Instructions to follow - Pick the lines holding the string "Greece" out of the records and copy them.

Supplied records -
┏━━

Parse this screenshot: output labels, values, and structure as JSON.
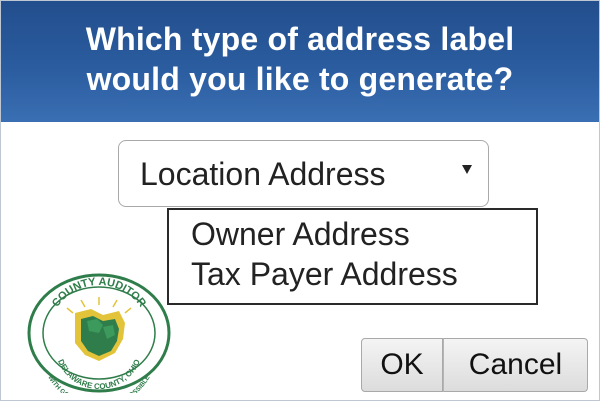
{
  "dialog": {
    "title_line1": "Which type of address label",
    "title_line2": "would you like to generate?"
  },
  "select": {
    "selected": "Location Address",
    "options": [
      "Owner Address",
      "Tax Payer Address"
    ]
  },
  "logo": {
    "top_text": "COUNTY AUDITOR",
    "bottom_text": "DELAWARE COUNTY, OHIO",
    "motto": "WITH GOD ALL THINGS ARE POSSIBLE"
  },
  "buttons": {
    "ok": "OK",
    "cancel": "Cancel"
  },
  "colors": {
    "header_top": "#234e8d",
    "header_bottom": "#3a6fb3",
    "seal_green": "#2f7d4a",
    "seal_yellow": "#e3c33a"
  }
}
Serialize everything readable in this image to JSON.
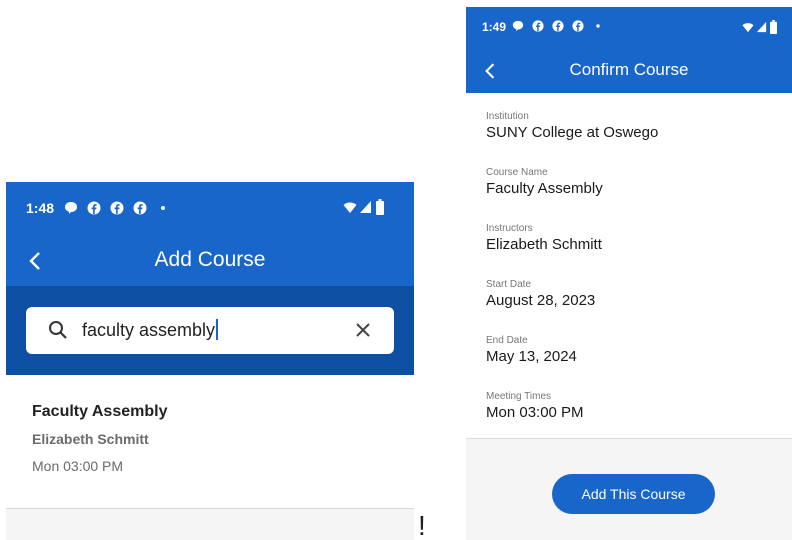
{
  "left_screen": {
    "status_bar": {
      "time": "1:48",
      "notification_icons": [
        "chat-bubble-icon",
        "facebook-icon",
        "facebook-icon",
        "facebook-icon",
        "dot-icon"
      ],
      "system_icons": [
        "wifi-icon",
        "signal-icon",
        "battery-icon"
      ]
    },
    "app_bar": {
      "title": "Add Course",
      "back_icon": "chevron-left-icon"
    },
    "search": {
      "value": "faculty assembly",
      "search_icon": "search-icon",
      "clear_icon": "close-icon"
    },
    "results": [
      {
        "title": "Faculty Assembly",
        "instructor": "Elizabeth Schmitt",
        "meeting": "Mon 03:00 PM"
      }
    ]
  },
  "stray_mark": "!",
  "right_screen": {
    "status_bar": {
      "time": "1:49",
      "notification_icons": [
        "chat-bubble-icon",
        "facebook-icon",
        "facebook-icon",
        "facebook-icon",
        "dot-icon"
      ],
      "system_icons": [
        "wifi-icon",
        "signal-icon",
        "battery-icon"
      ]
    },
    "app_bar": {
      "title": "Confirm Course",
      "back_icon": "chevron-left-icon"
    },
    "fields": [
      {
        "label": "Institution",
        "value": "SUNY College at Oswego"
      },
      {
        "label": "Course Name",
        "value": "Faculty Assembly"
      },
      {
        "label": "Instructors",
        "value": "Elizabeth Schmitt"
      },
      {
        "label": "Start Date",
        "value": "August 28, 2023"
      },
      {
        "label": "End Date",
        "value": "May 13, 2024"
      },
      {
        "label": "Meeting Times",
        "value": "Mon 03:00 PM"
      }
    ],
    "primary_button": "Add This Course"
  },
  "colors": {
    "primary": "#1866c9",
    "primary_dark": "#0d4fa3",
    "footer_bg": "#f5f5f5",
    "muted_text": "#6b6b6b"
  }
}
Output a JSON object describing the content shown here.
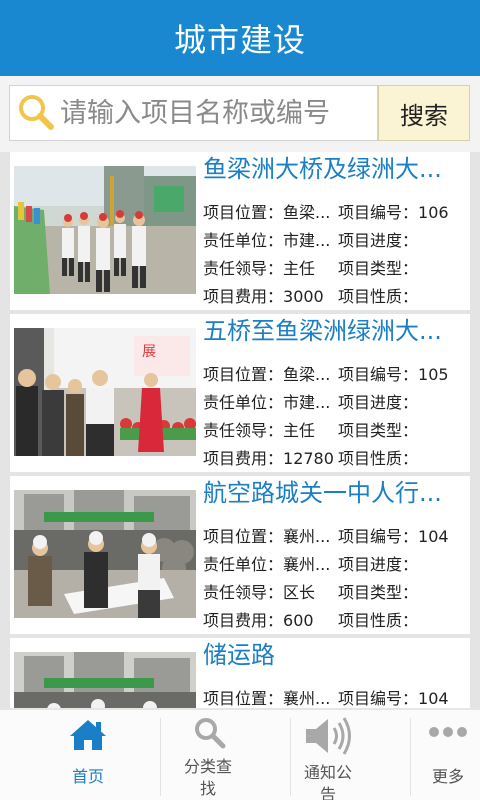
{
  "header": {
    "title": "城市建设"
  },
  "search": {
    "placeholder": "请输入项目名称或编号",
    "button_label": "搜索"
  },
  "labels": {
    "location": "项目位置：",
    "code": "项目编号：",
    "unit": "责任单位：",
    "progress": "项目进度：",
    "leader": "责任领导：",
    "type": "项目类型：",
    "cost": "项目费用：",
    "nature": "项目性质："
  },
  "projects": [
    {
      "title": "鱼梁洲大桥及绿洲大...",
      "location": "鱼梁...",
      "code": "106",
      "unit": "市建...",
      "progress": "",
      "leader": "主任",
      "type": "",
      "cost": "3000",
      "nature": ""
    },
    {
      "title": "五桥至鱼梁洲绿洲大...",
      "location": "鱼梁...",
      "code": "105",
      "unit": "市建...",
      "progress": "",
      "leader": "主任",
      "type": "",
      "cost": "12780",
      "nature": ""
    },
    {
      "title": "航空路城关一中人行...",
      "location": "襄州...",
      "code": "104",
      "unit": "襄州...",
      "progress": "",
      "leader": "区长",
      "type": "",
      "cost": "600",
      "nature": ""
    },
    {
      "title": "储运路",
      "location": "襄州...",
      "code": "104"
    }
  ],
  "nav": {
    "home": "首页",
    "category": "分类查\n找",
    "notice": "通知公\n告",
    "more": "更多"
  },
  "colors": {
    "header": "#1a88d0",
    "title_text": "#1b7fc7",
    "search_button": "#fbf4d4"
  }
}
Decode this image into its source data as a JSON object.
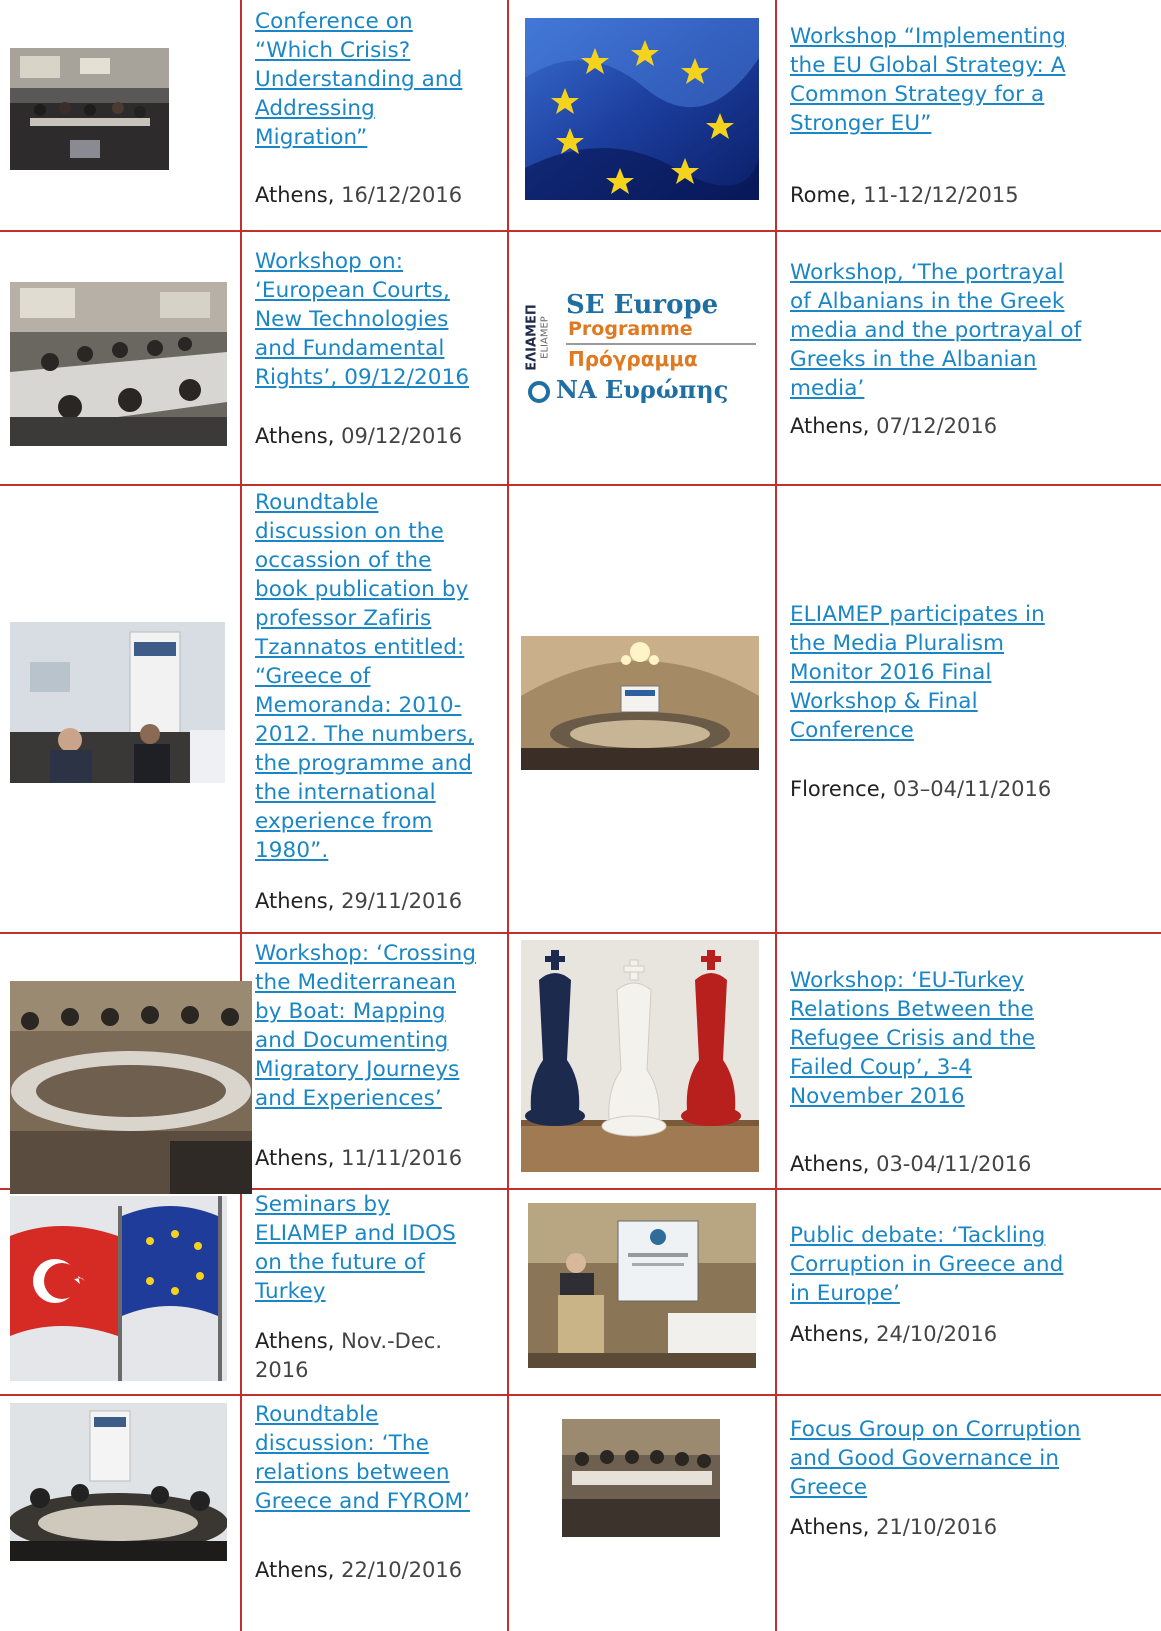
{
  "rows": [
    {
      "left": {
        "image": "conference-room-photo",
        "title": "Conference on “Which Crisis? Understanding and Addressing Migration”",
        "lines": [
          "Conference on",
          "“Which Crisis?",
          "Understanding and",
          "Addressing",
          "Migration”"
        ],
        "place": "Athens,",
        "date": "16/12/2016"
      },
      "right": {
        "image": "eu-flag-photo",
        "title": "Workshop “Implementing the EU Global Strategy: A Common Strategy for a Stronger EU”",
        "lines": [
          "Workshop “Implementing",
          "the EU Global Strategy: A",
          "Common Strategy for a",
          "Stronger EU”"
        ],
        "place": "Rome,",
        "date": "11-12/12/2015"
      }
    },
    {
      "left": {
        "image": "workshop-table-photo",
        "lines": [
          "Workshop on:",
          "‘European Courts,",
          "New Technologies",
          "and Fundamental",
          "Rights’, 09/12/2016"
        ],
        "place": "Athens,",
        "date": "09/12/2016"
      },
      "right": {
        "image": "se-europe-programme-logo",
        "logo": {
          "vertical1": "ΕΛΙΑΜΕΠ",
          "vertical2": "ELIAMEP",
          "line1": "SE Europe",
          "line2": "Programme",
          "line3": "Πρόγραμμα",
          "line4": "ΝΑ Ευρώπης"
        },
        "lines": [
          "Workshop, ‘The portrayal",
          "of Albanians in the Greek",
          "media and the portrayal of",
          "Greeks in the Albanian",
          "media’"
        ],
        "place": "Athens,",
        "date": "07/12/2016"
      }
    },
    {
      "left": {
        "image": "roundtable-speaker-photo",
        "lines": [
          "Roundtable",
          "discussion on the",
          "occassion of the",
          "book publication by",
          "professor Zafiris",
          "Tzannatos entitled:",
          "“Greece of",
          "Memoranda: 2010-",
          "2012. The numbers,",
          "the programme and",
          "the international",
          "experience from",
          "1980”."
        ],
        "place": "Athens,",
        "date": "29/11/2016"
      },
      "right": {
        "image": "chandelier-hall-photo",
        "lines": [
          "ELIAMEP participates in",
          "the Media Pluralism",
          "Monitor 2016 Final",
          "Workshop & Final",
          "Conference"
        ],
        "place": "Florence,",
        "date": "03–04/11/2016"
      }
    },
    {
      "left": {
        "image": "meeting-room-photo",
        "lines": [
          "Workshop: ‘Crossing",
          "the Mediterranean",
          "by Boat: Mapping",
          "and Documenting",
          "Migratory Journeys",
          "and Experiences’"
        ],
        "place": "Athens,",
        "date": "11/11/2016"
      },
      "right": {
        "image": "chess-kings-photo",
        "lines": [
          "Workshop: ‘EU-Turkey",
          "Relations Between the",
          "Refugee Crisis and the",
          "Failed Coup’, 3-4",
          "November 2016"
        ],
        "place": "Athens,",
        "date": "03-04/11/2016"
      }
    },
    {
      "left": {
        "image": "turkey-eu-flags-photo",
        "lines": [
          "Seminars by",
          "ELIAMEP and IDOS",
          "on the future of",
          "Turkey"
        ],
        "place": "Athens,",
        "date": "Nov.-Dec.",
        "date2": "2016"
      },
      "right": {
        "image": "podium-speaker-photo",
        "lines": [
          "Public debate: ‘Tackling",
          "Corruption in Greece and",
          "in Europe’"
        ],
        "place": "Athens,",
        "date": "24/10/2016"
      }
    },
    {
      "left": {
        "image": "roundtable-room-photo",
        "lines": [
          "Roundtable",
          "discussion: ‘The",
          "relations between",
          "Greece and FYROM’"
        ],
        "place": "Athens,",
        "date": "22/10/2016"
      },
      "right": {
        "image": "focus-group-photo",
        "lines": [
          "Focus Group on Corruption",
          "and Good Governance in",
          "Greece"
        ],
        "place": "Athens,",
        "date": "21/10/2016"
      }
    }
  ],
  "colors": {
    "grid": "#c0302c",
    "link": "#1a86c6",
    "text": "#222222"
  }
}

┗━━

Worked solution -
          "“Greece of",
          "Corruption in Greece and",
          "Greece and FYROM’"
          "Greece"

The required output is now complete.